**THE TASK:** Return all of the entries below exactly as they are given.

**Source data:**
=-=-=-=-=
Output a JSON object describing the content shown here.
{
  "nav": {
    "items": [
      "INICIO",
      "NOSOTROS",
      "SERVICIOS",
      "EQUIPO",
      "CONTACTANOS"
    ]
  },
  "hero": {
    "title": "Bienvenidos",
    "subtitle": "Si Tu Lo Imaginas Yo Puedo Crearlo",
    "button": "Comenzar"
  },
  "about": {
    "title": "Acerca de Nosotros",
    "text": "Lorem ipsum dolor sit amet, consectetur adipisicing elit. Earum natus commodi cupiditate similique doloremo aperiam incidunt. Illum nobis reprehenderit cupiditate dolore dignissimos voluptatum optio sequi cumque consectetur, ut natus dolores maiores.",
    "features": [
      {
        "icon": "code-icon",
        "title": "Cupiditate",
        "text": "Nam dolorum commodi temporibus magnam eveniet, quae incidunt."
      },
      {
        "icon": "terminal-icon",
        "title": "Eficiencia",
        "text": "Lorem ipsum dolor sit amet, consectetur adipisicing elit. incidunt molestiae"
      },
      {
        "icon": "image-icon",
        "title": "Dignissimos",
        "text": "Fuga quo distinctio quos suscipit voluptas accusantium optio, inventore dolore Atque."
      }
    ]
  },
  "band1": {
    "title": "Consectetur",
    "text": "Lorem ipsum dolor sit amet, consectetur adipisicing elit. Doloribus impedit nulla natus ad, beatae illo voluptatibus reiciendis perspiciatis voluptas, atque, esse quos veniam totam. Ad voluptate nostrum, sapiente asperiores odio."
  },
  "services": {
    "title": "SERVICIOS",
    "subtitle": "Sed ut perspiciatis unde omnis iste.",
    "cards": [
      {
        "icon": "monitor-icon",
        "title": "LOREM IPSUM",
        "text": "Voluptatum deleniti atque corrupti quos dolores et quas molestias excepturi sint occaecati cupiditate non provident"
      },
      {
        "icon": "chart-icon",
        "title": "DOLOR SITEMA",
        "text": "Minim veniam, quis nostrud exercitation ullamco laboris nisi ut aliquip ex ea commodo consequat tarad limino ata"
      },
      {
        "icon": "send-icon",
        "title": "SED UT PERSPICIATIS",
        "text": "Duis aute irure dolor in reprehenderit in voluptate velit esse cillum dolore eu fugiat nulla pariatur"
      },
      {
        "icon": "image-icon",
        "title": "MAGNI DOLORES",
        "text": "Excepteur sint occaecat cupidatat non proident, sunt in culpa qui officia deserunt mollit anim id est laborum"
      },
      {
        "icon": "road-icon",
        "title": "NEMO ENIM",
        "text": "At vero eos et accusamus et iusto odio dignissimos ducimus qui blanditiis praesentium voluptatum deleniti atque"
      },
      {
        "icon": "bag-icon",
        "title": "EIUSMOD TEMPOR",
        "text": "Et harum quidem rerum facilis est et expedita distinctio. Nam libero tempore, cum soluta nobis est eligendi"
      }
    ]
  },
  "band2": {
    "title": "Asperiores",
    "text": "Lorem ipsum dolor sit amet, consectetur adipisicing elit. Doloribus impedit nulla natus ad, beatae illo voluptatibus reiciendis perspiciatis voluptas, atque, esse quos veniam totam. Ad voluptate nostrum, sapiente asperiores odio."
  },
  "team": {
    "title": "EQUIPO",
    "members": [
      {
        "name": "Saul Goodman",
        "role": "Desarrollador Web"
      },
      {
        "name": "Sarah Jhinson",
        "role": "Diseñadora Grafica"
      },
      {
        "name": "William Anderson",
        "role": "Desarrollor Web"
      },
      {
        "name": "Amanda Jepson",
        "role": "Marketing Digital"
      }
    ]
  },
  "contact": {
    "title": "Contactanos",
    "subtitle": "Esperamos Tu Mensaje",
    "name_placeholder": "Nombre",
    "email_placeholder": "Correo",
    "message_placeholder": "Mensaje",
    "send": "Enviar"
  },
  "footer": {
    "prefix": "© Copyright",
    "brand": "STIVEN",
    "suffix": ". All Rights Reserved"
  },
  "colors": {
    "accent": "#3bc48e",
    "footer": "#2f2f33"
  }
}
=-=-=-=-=
**RESULT OF THIS EXERCISE:**
Output a JSON object describing the content shown here.
{
  "nav": {
    "items": [
      "INICIO",
      "NOSOTROS",
      "SERVICIOS",
      "EQUIPO",
      "CONTACTANOS"
    ]
  },
  "hero": {
    "title": "Bienvenidos",
    "subtitle": "Si Tu Lo Imaginas Yo Puedo Crearlo",
    "button": "Comenzar"
  },
  "about": {
    "title": "Acerca de Nosotros",
    "text": "Lorem ipsum dolor sit amet, consectetur adipisicing elit. Earum natus commodi cupiditate similique doloremo aperiam incidunt. Illum nobis reprehenderit cupiditate dolore dignissimos voluptatum optio sequi cumque consectetur, ut natus dolores maiores.",
    "features": [
      {
        "icon": "code-icon",
        "title": "Cupiditate",
        "text": "Nam dolorum commodi temporibus magnam eveniet, quae incidunt."
      },
      {
        "icon": "terminal-icon",
        "title": "Eficiencia",
        "text": "Lorem ipsum dolor sit amet, consectetur adipisicing elit. incidunt molestiae"
      },
      {
        "icon": "image-icon",
        "title": "Dignissimos",
        "text": "Fuga quo distinctio quos suscipit voluptas accusantium optio, inventore dolore Atque."
      }
    ]
  },
  "band1": {
    "title": "Consectetur",
    "text": "Lorem ipsum dolor sit amet, consectetur adipisicing elit. Doloribus impedit nulla natus ad, beatae illo voluptatibus reiciendis perspiciatis voluptas, atque, esse quos veniam totam. Ad voluptate nostrum, sapiente asperiores odio."
  },
  "services": {
    "title": "SERVICIOS",
    "subtitle": "Sed ut perspiciatis unde omnis iste.",
    "cards": [
      {
        "icon": "monitor-icon",
        "title": "LOREM IPSUM",
        "text": "Voluptatum deleniti atque corrupti quos dolores et quas molestias excepturi sint occaecati cupiditate non provident"
      },
      {
        "icon": "chart-icon",
        "title": "DOLOR SITEMA",
        "text": "Minim veniam, quis nostrud exercitation ullamco laboris nisi ut aliquip ex ea commodo consequat tarad limino ata"
      },
      {
        "icon": "send-icon",
        "title": "SED UT PERSPICIATIS",
        "text": "Duis aute irure dolor in reprehenderit in voluptate velit esse cillum dolore eu fugiat nulla pariatur"
      },
      {
        "icon": "image-icon",
        "title": "MAGNI DOLORES",
        "text": "Excepteur sint occaecat cupidatat non proident, sunt in culpa qui officia deserunt mollit anim id est laborum"
      },
      {
        "icon": "road-icon",
        "title": "NEMO ENIM",
        "text": "At vero eos et accusamus et iusto odio dignissimos ducimus qui blanditiis praesentium voluptatum deleniti atque"
      },
      {
        "icon": "bag-icon",
        "title": "EIUSMOD TEMPOR",
        "text": "Et harum quidem rerum facilis est et expedita distinctio. Nam libero tempore, cum soluta nobis est eligendi"
      }
    ]
  },
  "band2": {
    "title": "Asperiores",
    "text": "Lorem ipsum dolor sit amet, consectetur adipisicing elit. Doloribus impedit nulla natus ad, beatae illo voluptatibus reiciendis perspiciatis voluptas, atque, esse quos veniam totam. Ad voluptate nostrum, sapiente asperiores odio."
  },
  "team": {
    "title": "EQUIPO",
    "members": [
      {
        "name": "Saul Goodman",
        "role": "Desarrollador Web"
      },
      {
        "name": "Sarah Jhinson",
        "role": "Diseñadora Grafica"
      },
      {
        "name": "William Anderson",
        "role": "Desarrollor Web"
      },
      {
        "name": "Amanda Jepson",
        "role": "Marketing Digital"
      }
    ]
  },
  "contact": {
    "title": "Contactanos",
    "subtitle": "Esperamos Tu Mensaje",
    "name_placeholder": "Nombre",
    "email_placeholder": "Correo",
    "message_placeholder": "Mensaje",
    "send": "Enviar"
  },
  "footer": {
    "prefix": "© Copyright",
    "brand": "STIVEN",
    "suffix": ". All Rights Reserved"
  },
  "colors": {
    "accent": "#3bc48e",
    "footer": "#2f2f33"
  }
}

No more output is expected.